__Exercise brief__: Select, from the material below, each line with "Cardio" in it.

--- START ---

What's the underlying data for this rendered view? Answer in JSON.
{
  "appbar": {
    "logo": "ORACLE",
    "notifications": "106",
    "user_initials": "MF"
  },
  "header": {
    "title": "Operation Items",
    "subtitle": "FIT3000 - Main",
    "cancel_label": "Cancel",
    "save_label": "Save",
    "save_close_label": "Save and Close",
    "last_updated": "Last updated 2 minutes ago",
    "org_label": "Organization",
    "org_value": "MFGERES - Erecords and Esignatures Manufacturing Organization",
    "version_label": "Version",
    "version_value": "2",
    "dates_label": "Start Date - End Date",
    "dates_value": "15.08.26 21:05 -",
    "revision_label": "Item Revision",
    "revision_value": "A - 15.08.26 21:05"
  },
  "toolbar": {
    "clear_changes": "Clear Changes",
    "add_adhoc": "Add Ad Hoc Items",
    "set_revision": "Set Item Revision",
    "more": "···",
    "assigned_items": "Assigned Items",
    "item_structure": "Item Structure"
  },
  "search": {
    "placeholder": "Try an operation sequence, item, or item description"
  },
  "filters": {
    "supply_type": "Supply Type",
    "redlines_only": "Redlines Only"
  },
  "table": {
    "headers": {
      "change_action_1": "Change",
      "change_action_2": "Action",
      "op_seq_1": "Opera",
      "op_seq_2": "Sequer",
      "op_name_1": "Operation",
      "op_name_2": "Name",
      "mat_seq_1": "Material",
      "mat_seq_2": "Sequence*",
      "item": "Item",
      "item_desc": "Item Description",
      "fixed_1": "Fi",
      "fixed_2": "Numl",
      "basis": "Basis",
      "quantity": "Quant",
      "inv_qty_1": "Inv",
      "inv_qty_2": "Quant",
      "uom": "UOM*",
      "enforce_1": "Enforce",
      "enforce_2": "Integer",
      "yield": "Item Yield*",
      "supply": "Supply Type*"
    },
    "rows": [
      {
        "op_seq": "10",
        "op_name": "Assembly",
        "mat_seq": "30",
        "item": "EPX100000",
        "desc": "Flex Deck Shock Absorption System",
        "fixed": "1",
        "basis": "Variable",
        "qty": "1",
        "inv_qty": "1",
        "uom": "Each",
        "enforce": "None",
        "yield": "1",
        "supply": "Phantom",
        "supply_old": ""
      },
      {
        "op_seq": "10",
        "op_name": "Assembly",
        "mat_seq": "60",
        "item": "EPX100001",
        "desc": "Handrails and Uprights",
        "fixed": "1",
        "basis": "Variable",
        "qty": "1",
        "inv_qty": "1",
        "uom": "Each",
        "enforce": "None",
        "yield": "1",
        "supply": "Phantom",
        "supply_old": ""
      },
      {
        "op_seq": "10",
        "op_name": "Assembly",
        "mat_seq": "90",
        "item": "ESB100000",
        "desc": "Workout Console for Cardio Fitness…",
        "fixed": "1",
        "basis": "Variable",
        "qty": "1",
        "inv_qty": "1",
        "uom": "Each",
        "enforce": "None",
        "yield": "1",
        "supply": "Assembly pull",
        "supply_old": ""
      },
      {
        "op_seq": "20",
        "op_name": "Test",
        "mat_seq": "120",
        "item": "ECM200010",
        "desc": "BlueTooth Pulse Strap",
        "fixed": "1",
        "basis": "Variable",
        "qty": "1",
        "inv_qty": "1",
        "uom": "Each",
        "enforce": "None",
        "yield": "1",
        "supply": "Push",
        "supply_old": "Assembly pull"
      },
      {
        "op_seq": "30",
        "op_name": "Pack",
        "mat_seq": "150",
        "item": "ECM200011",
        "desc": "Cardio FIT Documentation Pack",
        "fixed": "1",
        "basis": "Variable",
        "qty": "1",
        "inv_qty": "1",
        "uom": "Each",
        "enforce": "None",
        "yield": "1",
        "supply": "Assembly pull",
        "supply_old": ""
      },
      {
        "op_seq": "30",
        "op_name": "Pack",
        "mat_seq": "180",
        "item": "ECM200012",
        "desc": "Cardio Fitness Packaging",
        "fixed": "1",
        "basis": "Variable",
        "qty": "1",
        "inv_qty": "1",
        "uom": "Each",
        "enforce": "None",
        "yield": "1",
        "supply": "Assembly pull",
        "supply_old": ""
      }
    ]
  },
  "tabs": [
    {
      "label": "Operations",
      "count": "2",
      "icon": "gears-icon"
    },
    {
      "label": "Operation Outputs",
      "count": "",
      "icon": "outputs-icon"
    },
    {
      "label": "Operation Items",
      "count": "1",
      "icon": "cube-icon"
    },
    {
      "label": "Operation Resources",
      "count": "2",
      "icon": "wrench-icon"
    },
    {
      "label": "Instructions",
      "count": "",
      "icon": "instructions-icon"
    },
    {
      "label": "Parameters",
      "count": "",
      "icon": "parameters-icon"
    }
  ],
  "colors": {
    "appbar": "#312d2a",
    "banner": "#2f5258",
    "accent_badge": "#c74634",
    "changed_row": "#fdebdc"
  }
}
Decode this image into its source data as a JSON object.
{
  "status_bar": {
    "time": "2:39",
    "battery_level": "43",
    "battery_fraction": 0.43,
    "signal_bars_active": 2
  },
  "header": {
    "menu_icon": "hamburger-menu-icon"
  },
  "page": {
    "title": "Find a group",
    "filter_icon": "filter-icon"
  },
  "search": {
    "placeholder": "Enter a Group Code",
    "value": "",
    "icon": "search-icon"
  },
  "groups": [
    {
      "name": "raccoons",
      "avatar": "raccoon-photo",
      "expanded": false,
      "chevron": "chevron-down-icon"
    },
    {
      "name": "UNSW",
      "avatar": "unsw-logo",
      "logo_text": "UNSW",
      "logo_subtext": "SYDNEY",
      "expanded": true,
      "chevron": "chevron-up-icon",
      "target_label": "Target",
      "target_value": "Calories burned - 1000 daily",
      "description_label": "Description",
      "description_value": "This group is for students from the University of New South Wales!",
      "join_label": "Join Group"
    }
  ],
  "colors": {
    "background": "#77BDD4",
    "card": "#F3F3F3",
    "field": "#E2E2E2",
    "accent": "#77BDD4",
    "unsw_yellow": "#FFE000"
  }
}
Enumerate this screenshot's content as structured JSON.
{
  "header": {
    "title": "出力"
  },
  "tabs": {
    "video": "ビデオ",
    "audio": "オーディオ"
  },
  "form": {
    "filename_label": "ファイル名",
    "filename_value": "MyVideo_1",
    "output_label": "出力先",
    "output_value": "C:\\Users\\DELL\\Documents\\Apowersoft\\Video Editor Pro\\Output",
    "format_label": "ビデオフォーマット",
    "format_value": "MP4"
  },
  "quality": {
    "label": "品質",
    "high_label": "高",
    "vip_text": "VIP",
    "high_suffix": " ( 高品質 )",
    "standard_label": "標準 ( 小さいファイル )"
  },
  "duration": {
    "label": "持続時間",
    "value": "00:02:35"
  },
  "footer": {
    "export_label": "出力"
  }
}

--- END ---

__Output for this exercise__:
        "desc": "Workout Console for Cardio Fitness…",
        "desc": "Cardio FIT Documentation Pack",
        "desc": "Cardio Fitness Packaging",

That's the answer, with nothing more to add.